    “She’s really neat,” Lambert said, adding she liked that Howe’s art includes recycled materials. “I think she’s really talented and fun, and she loves what she’s doing. You can tell.”
    For dinner, the 126 people in attendance enjoyed a meal of roasted beef and pork with vegetables from area farms, including Walnut Hollow Farm, Candy Mountain Farm, High Meadows Farms & Creamery, Darnell Farms, Johnson Farm, Persimmon Creek Campground, Wood Farm and Jones Compound. Calaboose Cellars and Ferncrest Winery provided wines, while Hoppy Trout Brewing Co. offered its Front Line Winner ale.
    Another highlight of the event was the Elvis impersonator the society brought in for entertainment. Connie Perkins, a big Elvis fan who has every one of “The King’s” records, was the first lucky lady to be serenaded by the singer during his performance.
    “I love him,” Perkins said. “I want to get up and dance with him.”
    The evening also included a silent auction and wine pull. Travis Salinas was the master of ceremonies.
    After she was congratulated at the end of the event, Knowles was quick to recognize everyone who worked to pull the evening together. She was especially impressed with the Andrews High School Beta Club students who helped serve and bus the tables.
    “These kids this year were one of the best,” she said. “There’s no way we could have done it without them.”
    “It’s really great to give back to the community,” said Gabrielle Hancock, a senior at Andrews High.
    “It’s important to keep the programs here that this funds,” added fellow Beta member Chandler Malin, also a senior.
    The primary mission of the society is the maintenance and upkeep of the Valleytown Cultural Arts Center at the corner of Chestnut and Third streets in downtown Andrews. Knowles said one of the things the money raised from the event would go toward is a good sound system.

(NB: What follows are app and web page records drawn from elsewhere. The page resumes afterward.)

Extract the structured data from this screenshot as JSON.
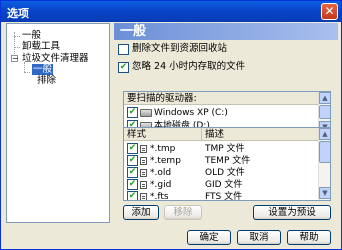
{
  "window": {
    "title": "选项",
    "close_glyph": "✕"
  },
  "tree": {
    "items": [
      {
        "label": "一般"
      },
      {
        "label": "卸载工具"
      },
      {
        "label": "垃圾文件清理器",
        "expander": "−"
      },
      {
        "label": "一般",
        "selected": true
      },
      {
        "label": "排除"
      }
    ]
  },
  "panel": {
    "header": "一般",
    "options": [
      {
        "label": "删除文件到资源回收站",
        "checked": false
      },
      {
        "label": "忽略 24 小时内存取的文件",
        "checked": true
      }
    ],
    "drives_heading": "要扫描的驱动器:",
    "drives": [
      {
        "label": "Windows XP (C:)",
        "checked": true
      },
      {
        "label": "本地磁盘 (D:)",
        "checked": true
      },
      {
        "label": "",
        "checked": true
      }
    ],
    "table": {
      "columns": [
        "样式",
        "描述"
      ],
      "rows": [
        {
          "pattern": "*.tmp",
          "desc": "TMP 文件",
          "checked": true
        },
        {
          "pattern": "*.temp",
          "desc": "TEMP 文件",
          "checked": true
        },
        {
          "pattern": "*.old",
          "desc": "OLD 文件",
          "checked": true
        },
        {
          "pattern": "*.gid",
          "desc": "GID 文件",
          "checked": true
        },
        {
          "pattern": "*.fts",
          "desc": "FTS 文件",
          "checked": true
        }
      ]
    },
    "buttons": {
      "add": "添加",
      "remove": "移除",
      "set_default": "设置为预设"
    }
  },
  "footer": {
    "ok": "确定",
    "cancel": "取消",
    "help": "帮助"
  },
  "colors": {
    "check": "#21a121",
    "selection": "#316ac5",
    "title_bar": "#0a5fe0"
  },
  "icons": {
    "close": "close-icon",
    "drive": "drive-icon",
    "file": "file-icon"
  }
}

    “It’s an old building, and the sound just bounces off the walls,” she said. It is a historic building, so there are strict regulations on what can be done, but Knowles said a sound person said something could be done.
    “I think it was very successful,” Knowles said. “The only thing that would have made it even better was air conditioning, and that’s on the list, too.”
    For details about the arts society, visit the website andrewsvalleyarts.com.

Wanted: Artists
    The Valley River Arts Guild is looking for more artists to participate in the final few First Friday Murphy Art Walks of the year.
    “This is a great time for artists to participate, promote and sell their art in our busy tourist season,” said Tim Ford, the guild’s president.
    Artists of all media as well as performers are invited to participate. Artists do not have to be members of the arts guild, nor do artists have to pay any fees to participate. In addition, the guild will select an Art Walk artist of the month and promote their work during the event.
    The last three Art Walks will have themes. For Oct. 7, the theme is Western Tex Mex, and participants can stop by Smoky Mountain Shooters Supply to get their photo taken in a cowboy costume. The Nov. 4 theme is Holiday Stop & Shop: Downtown Taste of Murphy, while the Dec. 2 theme is Holiday Lights & Sounds: Celebrate Murphy.
    Anyone interested in participating in the Art Walk should email Ford at vraginc@gmail.com or call 386-956-6902.

Volunteers needed
    The Craddock Center will have their first Be Awesome Volunteer Orientation on Tuesday, Sept. 27. Participants can choose to attend either the 10:30-11:30 a.m. session or the 1:30-2:30 p.m. session at the center in Cherry Log, Ga.
    The orientation will provide information about the volunteer opportunities the center offers across its nine-county service area, including the Story Express bookmobile and knitting hats for children.
    To register, visit beawesometcc.eventbrite.com or contact Valerie Peel at 706-632-1772 or valerie-craddock@tds.net. For details about The Craddock Center, visit the website craddockcenter.org.
    Samantha Sinclair is the Scouting Around columnist for the Cherokee Scout. You can reach her by email, scoutingaround@cherokeescout.com; fax, 837-5832; or by leaving a message at 837-5122.